AT&T is finally starting to deploy IP Multimedia Subsystem (IMS) routers in the field, which will open up how the carrier delivers communication services and what it can do with cars and other new devices on its network. Initially, AT&T Inc. (NYSE: T) is launching VoLTE as it deploys the routers and tests that the network in a particular market can reliably fall back to 3G voice if needed, a vendor here at the show tells Light Reading.
Kris Rinne, senior vice president of network and product planning at AT&T, told Light Reading Tuesday that the VoLTE work started primarily in Chicago. AT&T said in May that it is launching VoLTE in selected areas of Illinois, Indiana, Minnesota and Wisconsin. (See AT&T's Rinne: Carriers Working on VoLTE Interoperability.)
The capabilities that IMS will enable for cars and wearables, however, are what have caught the attention of Chris Penrose, SVP of emerging devices at AT&T. "Our IMS core is going to enable really, really unique services like twinning."
"Twinning" enables calls and messages to a smartphone to be forwarded to an associated connected car or smart watch. It's not an entirely new concept: Desktop VOIP phone systems have used SIP trunking to link an IP address so that calls to the office can be forwarded to a user's cellphone for a while. IMS extends that concept down from the smartphone to the smart whatever.
"We think the twinning capability is really exciting," Penrose says.
The slow roll to VoLTE, twinning and other services is a timely reminder, however, of the gap between hype and actual real-world services you can use. Equipment vendors started banging on about the IP Multimedia Core Network Subsystem and the wonderful new world of rich communications it would open up years ago.
Light Reading first wrote about VoLTE in February 2010, with the service being described as being just around the corner back then. AT&T is just starting to offer the actual service now. (See MWC 2010: Verizon on Track for LTE in 2010.)

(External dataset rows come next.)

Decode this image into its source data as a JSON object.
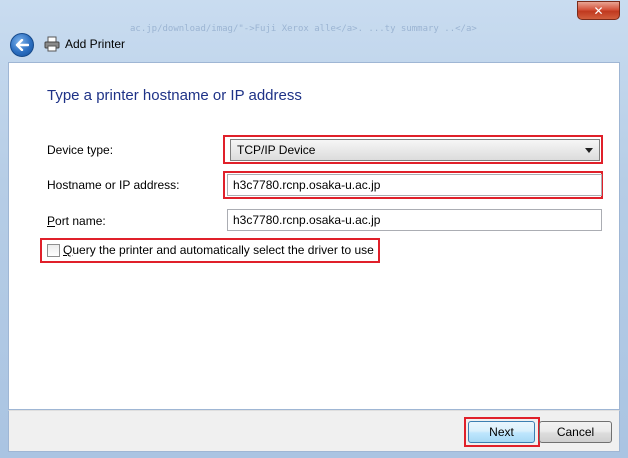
{
  "window": {
    "title": "Add Printer",
    "background_text": "ac.jp/download/imag/\"->Fuji Xerox alle</a>. ...ty summary ..</a>",
    "close_label": "✕"
  },
  "page": {
    "heading": "Type a printer hostname or IP address"
  },
  "form": {
    "device_type_label": "Device type:",
    "device_type_mnemonic": "t",
    "device_type_value": "TCP/IP Device",
    "hostname_label": "Hostname or IP address:",
    "hostname_value": "h3c7780.rcnp.osaka-u.ac.jp",
    "port_label_mnemonic": "P",
    "port_label_rest": "ort name:",
    "port_value": "h3c7780.rcnp.osaka-u.ac.jp",
    "query_mnemonic": "Q",
    "query_label_rest": "uery the printer and automatically select the driver to use",
    "query_checked": false
  },
  "buttons": {
    "next": "Next",
    "cancel": "Cancel"
  },
  "colors": {
    "heading": "#1e3287",
    "highlight_box": "#e0202a"
  },
  "icons": {
    "back": "back-arrow-icon",
    "printer": "printer-icon",
    "close": "close-icon",
    "dropdown": "chevron-down-icon"
  }
}
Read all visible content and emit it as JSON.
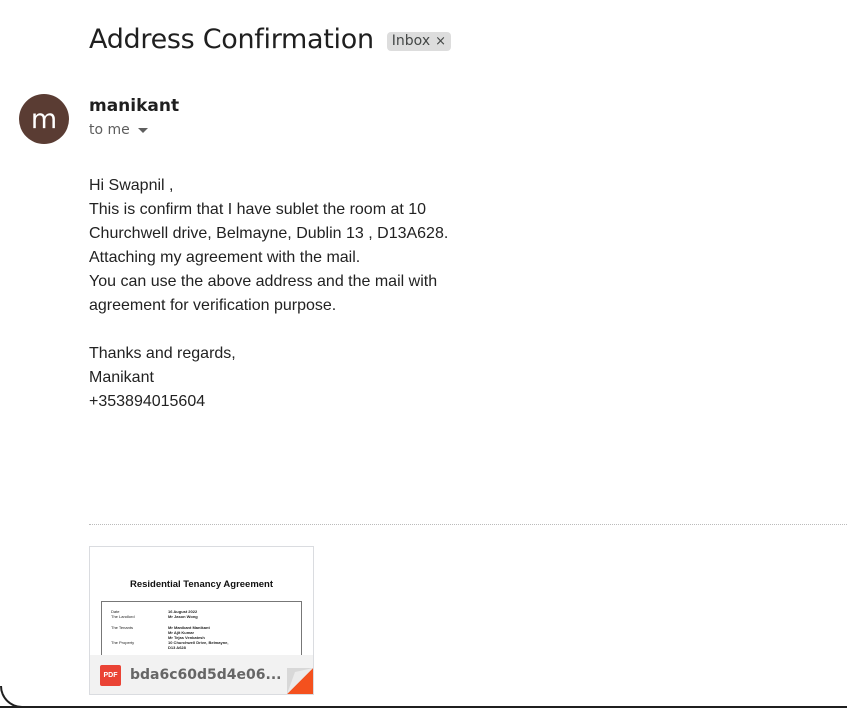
{
  "email": {
    "subject": "Address Confirmation",
    "label": "Inbox",
    "label_remove_glyph": "×",
    "sender": {
      "avatar_letter": "m",
      "avatar_color": "#5a3c33",
      "name": "manikant",
      "recipients": "to me",
      "recipients_icon": "chevron-down-icon"
    },
    "body_lines": [
      "Hi Swapnil ,",
      "This is confirm that I have sublet the room at 10",
      "Churchwell drive, Belmayne, Dublin 13 , D13A628.",
      "Attaching my agreement with the mail.",
      "You can use the above address and the mail with",
      "agreement for verification purpose.",
      "",
      "Thanks and regards,",
      "Manikant",
      "+353894015604"
    ]
  },
  "attachment": {
    "type_badge": "PDF",
    "badge_color": "#ea4335",
    "file_name": "bda6c60d5d4e06...",
    "preview": {
      "title": "Residential Tenancy Agreement",
      "rows": [
        {
          "key": "Date",
          "value": "16 August 2022"
        },
        {
          "key": "The Landlord",
          "value": "Mr Jason Wong"
        },
        {
          "key": "",
          "value": ""
        },
        {
          "key": "The Tenants",
          "value": "Mr Manikant Manikant"
        },
        {
          "key": "",
          "value": "Mr Ajit Kumar"
        },
        {
          "key": "",
          "value": "Mr Tejas Venkatesh"
        },
        {
          "key": "The Property",
          "value": "10 Churchwell Drive, Belmayne,"
        },
        {
          "key": "",
          "value": "D13 A628"
        }
      ]
    }
  }
}
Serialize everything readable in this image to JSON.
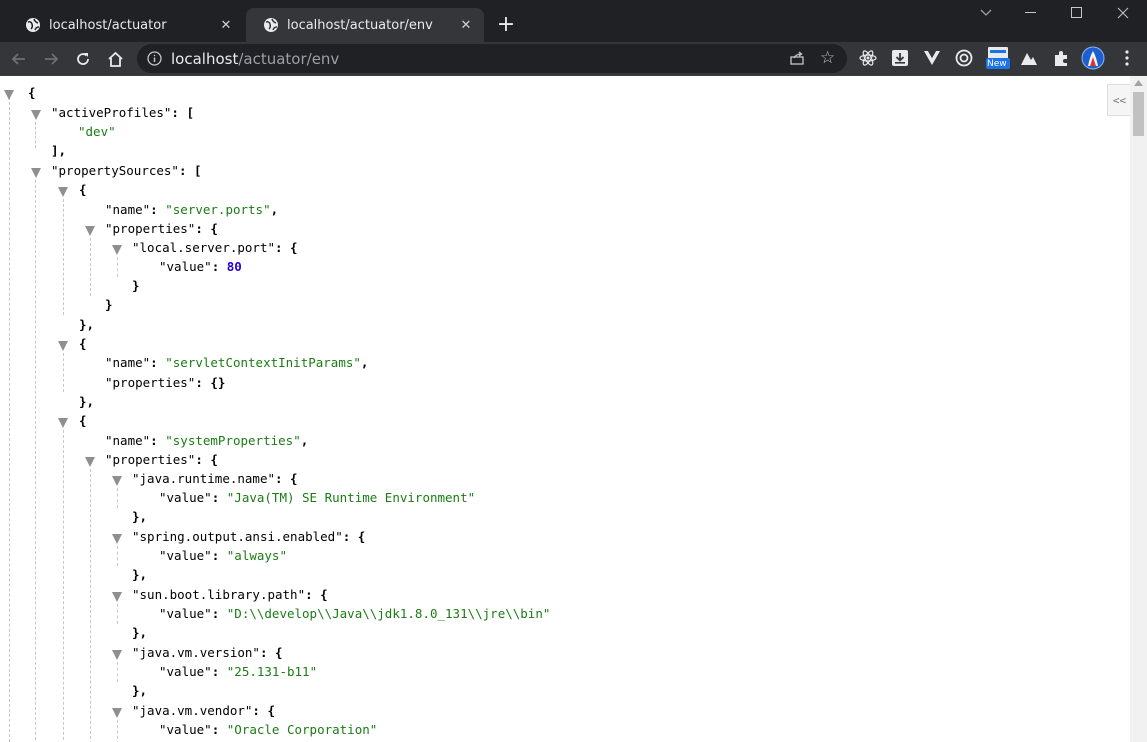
{
  "browser": {
    "tabs": [
      {
        "title": "localhost/actuator",
        "active": false
      },
      {
        "title": "localhost/actuator/env",
        "active": true
      }
    ],
    "new_tab_icon": "+",
    "close_icon": "✕",
    "url_host": "localhost",
    "url_path": "/actuator/env",
    "ext_badge": "New"
  },
  "viewer": {
    "collapse_label": "<<"
  },
  "json_lines": {
    "l0": "{",
    "l1_key": "activeProfiles",
    "l1_tail": ": [",
    "l2_val": "dev",
    "l3": "],",
    "l4_key": "propertySources",
    "l4_tail": ": [",
    "l5": "{",
    "l6_key": "name",
    "l6_val": "server.ports",
    "l7_key": "properties",
    "l7_tail": ": {",
    "l8_key": "local.server.port",
    "l8_tail": ": {",
    "l9_key": "value",
    "l9_val": "80",
    "l10": "}",
    "l11": "}",
    "l12": "},",
    "l13": "{",
    "l14_key": "name",
    "l14_val": "servletContextInitParams",
    "l15_key": "properties",
    "l15_tail": ": {}",
    "l16": "},",
    "l17": "{",
    "l18_key": "name",
    "l18_val": "systemProperties",
    "l19_key": "properties",
    "l19_tail": ": {",
    "l20_key": "java.runtime.name",
    "l20_tail": ": {",
    "l21_key": "value",
    "l21_val": "Java(TM) SE Runtime Environment",
    "l22": "},",
    "l23_key": "spring.output.ansi.enabled",
    "l23_tail": ": {",
    "l24_key": "value",
    "l24_val": "always",
    "l25": "},",
    "l26_key": "sun.boot.library.path",
    "l26_tail": ": {",
    "l27_key": "value",
    "l27_val": "D:\\\\develop\\\\Java\\\\jdk1.8.0_131\\\\jre\\\\bin",
    "l28": "},",
    "l29_key": "java.vm.version",
    "l29_tail": ": {",
    "l30_key": "value",
    "l30_val": "25.131-b11",
    "l31": "},",
    "l32_key": "java.vm.vendor",
    "l32_tail": ": {",
    "l33_key": "value",
    "l33_val": "Oracle Corporation"
  }
}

Today's lesson: It takes a long time for a massive carrier to fundamentally change the way it does anything, especially voice calls, on its network.
— Dan Jones, Mobile Editor, Light Reading